Brown the ground beef and drain.  Add the can of black beans, juice and all.  Mix together.  Add the diced tomatoes with its juices and mix together.  Add the diced green chiles and the seasonings and mix together.  Make sure the mixture is evenly mix and heated through.

Spoon a little of the Enchilada Sauce around the bottom of a rectangular baking dish to help keep the burritoes from sticking while they cook.

Take a Flour Tortilla, spoon in the mixture, roll it, fold in the ends, roll again, and place in the baking dish.  Continue with as many as you can to fill the pan.

Spoon the rest of the Enchilada Sauce over the burritoes (or enough to totally cover them and run down the sides).

Sprinkle the shredded cheese over the top.

Cover with foil and bake at 350 degrees until everything is heated through again and the cheese is melted on top, about 25-30 minutes.

Assembly and Serving:

While they are baking, dice the tomatoes, slice the black olives, and chop the lettuce. 

When the burritoes are done, remove them from the baking dish and put them on a platter or individual plate.

Top with salsa, diced tomatoes, black olives, lettuce, and sour cream.  Slice the avocado and put it on last (to keep from oxidizing too soon).


Wicked YUMMY!

Making More Magic:

Try ground chicken instead of the beef for yummy chicken and black bean burritos.  I don’t recommend ground turkey, though.  It’s too delicate for this and will get lost.

You can use any other fillings you like, too — leftover pulled pork, shredded beef or chicken — the combinations are endless.

You can also top this with anything you want — black bean and corn salsa, pepperjack cheese…  get creative!


Broiled Salmon with Thyme

Turn broiler on high.  Spray non-stick cooking oil on your broiler pan to keep the fish from sticking.

Rinse the salmon.

Sprinkle the pink flesh side liberally with Thyme.

Turn the fish over and cut into pieces through the skin.  It’s easier to cut through the skin from this side rather than the other.

Put the pieces on the broiler pan skin side up.  Broil for a few minutes until the skin starts to bubble and turn color.

Turn the fish over and cook until the flesh is done, about 3 -4 minutes depending on the thickness.  Do NOT overcook.  Well-done fish is dry and yucky!

When the fish is cooked so that it is no longer dark pink inside, turn it back skin side up.  Put back in the broiler for another minute or two for the final crisping.

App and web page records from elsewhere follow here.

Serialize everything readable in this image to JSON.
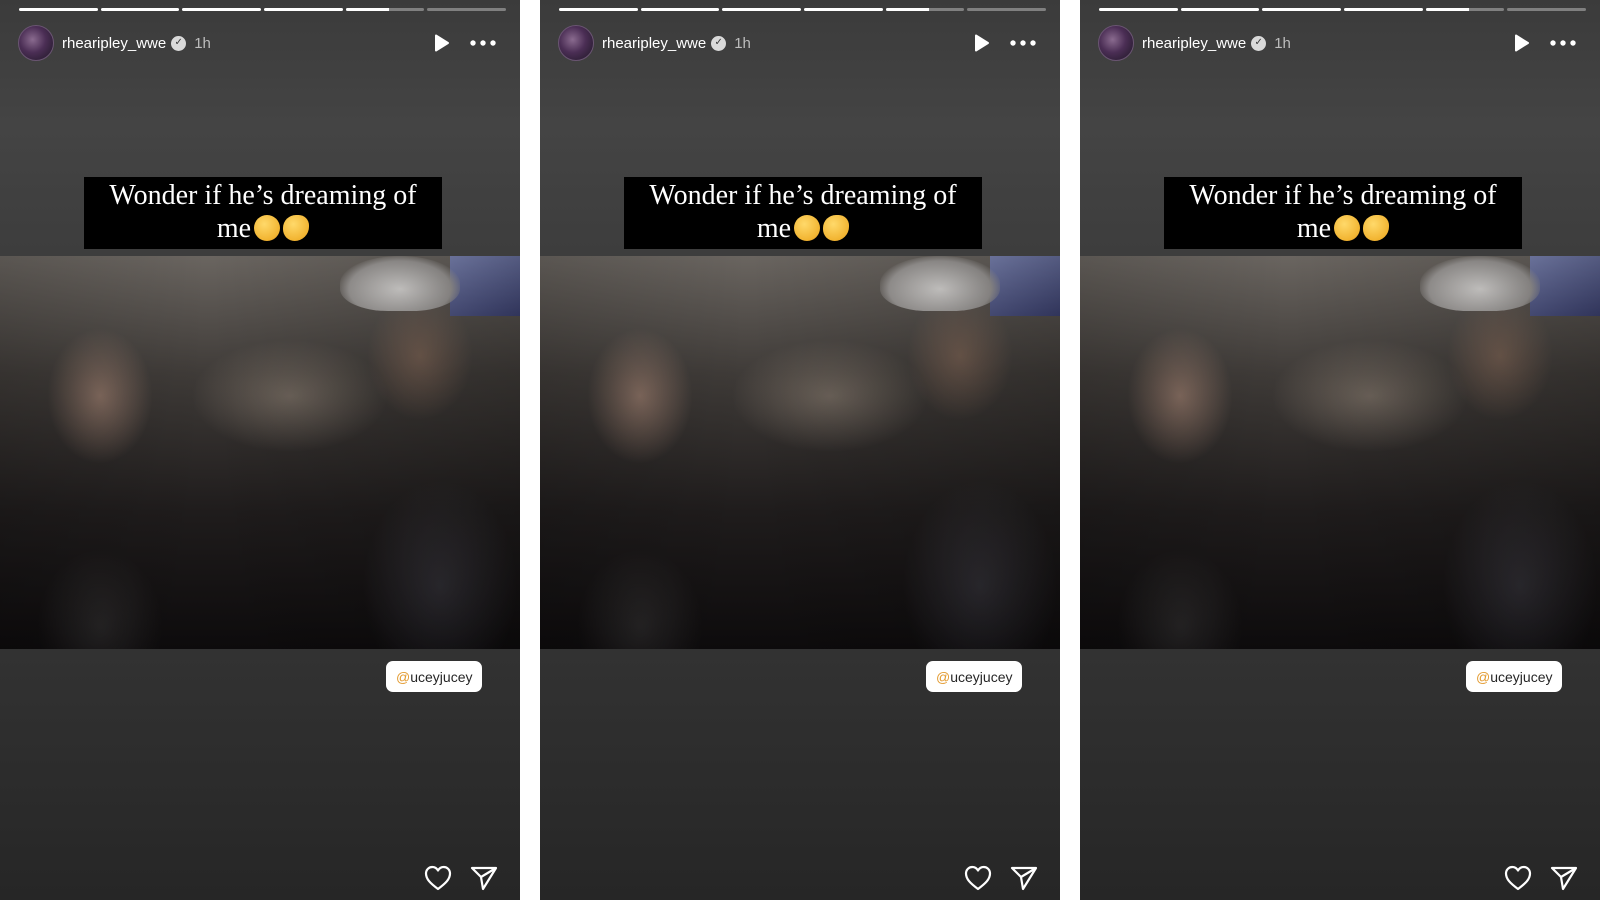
{
  "stories": [
    {
      "progress": [
        1,
        1,
        1,
        1,
        0.55,
        0
      ],
      "username": "rhearipley_wwe",
      "verified_glyph": "✓",
      "time": "1h",
      "caption_line1": "Wonder if he’s dreaming of",
      "caption_line2": "me",
      "mention_prefix": "@",
      "mention_name": "uceyjucey",
      "icons": [
        "play-icon",
        "more-icon",
        "heart-icon",
        "send-icon"
      ]
    },
    {
      "progress": [
        1,
        1,
        1,
        1,
        0.55,
        0
      ],
      "username": "rhearipley_wwe",
      "verified_glyph": "✓",
      "time": "1h",
      "caption_line1": "Wonder if he’s dreaming of",
      "caption_line2": "me",
      "mention_prefix": "@",
      "mention_name": "uceyjucey",
      "icons": [
        "play-icon",
        "more-icon",
        "heart-icon",
        "send-icon"
      ]
    },
    {
      "progress": [
        1,
        1,
        1,
        1,
        0.55,
        0
      ],
      "username": "rhearipley_wwe",
      "verified_glyph": "✓",
      "time": "1h",
      "caption_line1": "Wonder if he’s dreaming of",
      "caption_line2": "me",
      "mention_prefix": "@",
      "mention_name": "uceyjucey",
      "icons": [
        "play-icon",
        "more-icon",
        "heart-icon",
        "send-icon"
      ]
    }
  ],
  "colors": {
    "story_bg": "#3b3b3b",
    "caption_bg": "#000000",
    "mention_bg": "#ffffff",
    "mention_at": "#e39a2e"
  }
}
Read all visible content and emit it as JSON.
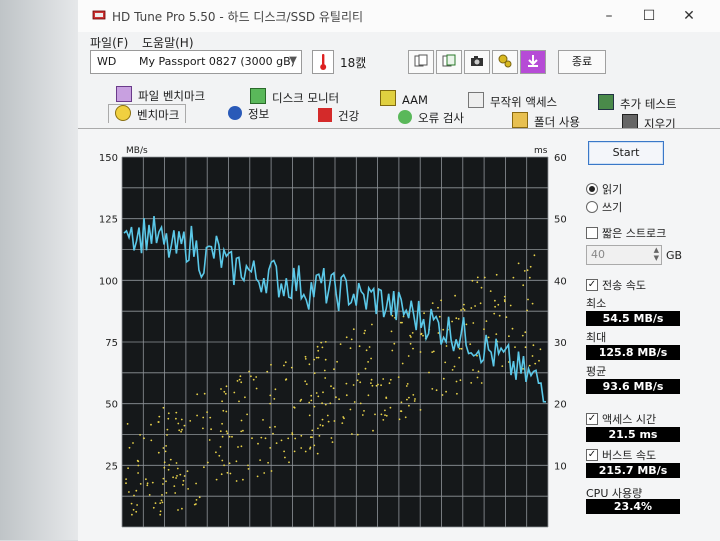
{
  "window": {
    "title": "HD Tune Pro 5.50 - 하드 디스크/SSD 유틸리티"
  },
  "menu": {
    "file": "파일(F)",
    "help": "도움말(H)"
  },
  "toolbar": {
    "drive_vendor": "WD",
    "drive_name": "My Passport 0827 (3000 gB)",
    "temperature": "18캜",
    "exit_label": "종료",
    "icons": [
      "copy-info-icon",
      "copy-text-icon",
      "camera-icon",
      "options-icon",
      "save-download-icon"
    ]
  },
  "tabs": {
    "row1": [
      "파일 벤치마크",
      "디스크 모니터",
      "AAM",
      "무작위 액세스",
      "추가 테스트"
    ],
    "row2": [
      "벤치마크",
      "정보",
      "건강",
      "오류 검사",
      "폴더 사용",
      "지우기"
    ]
  },
  "side": {
    "start": "Start",
    "read": "읽기",
    "write": "쓰기",
    "short_stroke": "짧은 스트로크",
    "stroke_value": "40",
    "stroke_unit": "GB",
    "transfer_rate": "전송 속도",
    "min_label": "최소",
    "min_value": "54.5 MB/s",
    "max_label": "최대",
    "max_value": "125.8 MB/s",
    "avg_label": "평균",
    "avg_value": "93.6 MB/s",
    "access_label": "액세스 시간",
    "access_value": "21.5 ms",
    "burst_label": "버스트 속도",
    "burst_value": "215.7 MB/s",
    "cpu_label": "CPU 사용량",
    "cpu_value": "23.4%"
  },
  "colors": {
    "transfer_line": "#5bc8e8",
    "access_dots": "#e8d24a",
    "grid": "#8f9499",
    "plot_bg": "#15181a"
  },
  "chart_data": {
    "type": "line",
    "ylabel_left": "MB/s",
    "ylabel_right": "ms",
    "ylim": [
      0,
      150
    ],
    "ylim_right": [
      0,
      60
    ],
    "yticks_left": [
      "150",
      "125",
      "100",
      "75",
      "50",
      "25"
    ],
    "yticks_right": [
      "60",
      "50",
      "40",
      "30",
      "20",
      "10"
    ],
    "grid": true,
    "series": [
      {
        "values": [
          126,
          118,
          120,
          114,
          112,
          116,
          108,
          112,
          104,
          106,
          101,
          103,
          99,
          100,
          96,
          98,
          95,
          96,
          92,
          93,
          90,
          88,
          86,
          84,
          81,
          79,
          77,
          74,
          70,
          67,
          63,
          60,
          57
        ]
      }
    ]
  }
}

If you start with the skin side down when it’s raw and without doing the first cooking, it will stick and peel off the fish and disintegrate and be nasty.  By cooking the skin first, you give it a chance to firm up and then not stick to the broiler pan.

Easy!  Yum!

Easy Crockpot Pot Roast

Author: admin

Easy Crockpot Pot Roast

3 lb Beef Chuck Roast
1 sm bag Baby Carrots
4 or 5 new Red Potatoes
3 Onions
2 small cans Beef broth
1 lg can diced Tomatoes (optional)
1/2 tsp Thyme
2 Bay leaves

Clean and cut the veggies.  Place in the bottom of the crockpot.  Add the can of diced Tomatoes (optional).  Add the Bay leaves.

Season the meat on both sides with salt, pepper, and Thyme.  Lay it in the crockpot on top of the veggies.

Add the Beef Broth.  Depending on the size of your crockpot and how many veggies you added, use enough of the Beef Broth to come up to just 1″ of room from the top.

Cook 8 hours on low.

That’s it — Easy, but super delicious!

Meal Planning Idea

This makes a LOT of food.  If you have a small family or are by yourself and don’t feel like eating post roast for the next week and a half, consider freezing it in containers for individual portions.  These are great Go-To’s for nights that you don’t feel like cooking or for lunch during the week.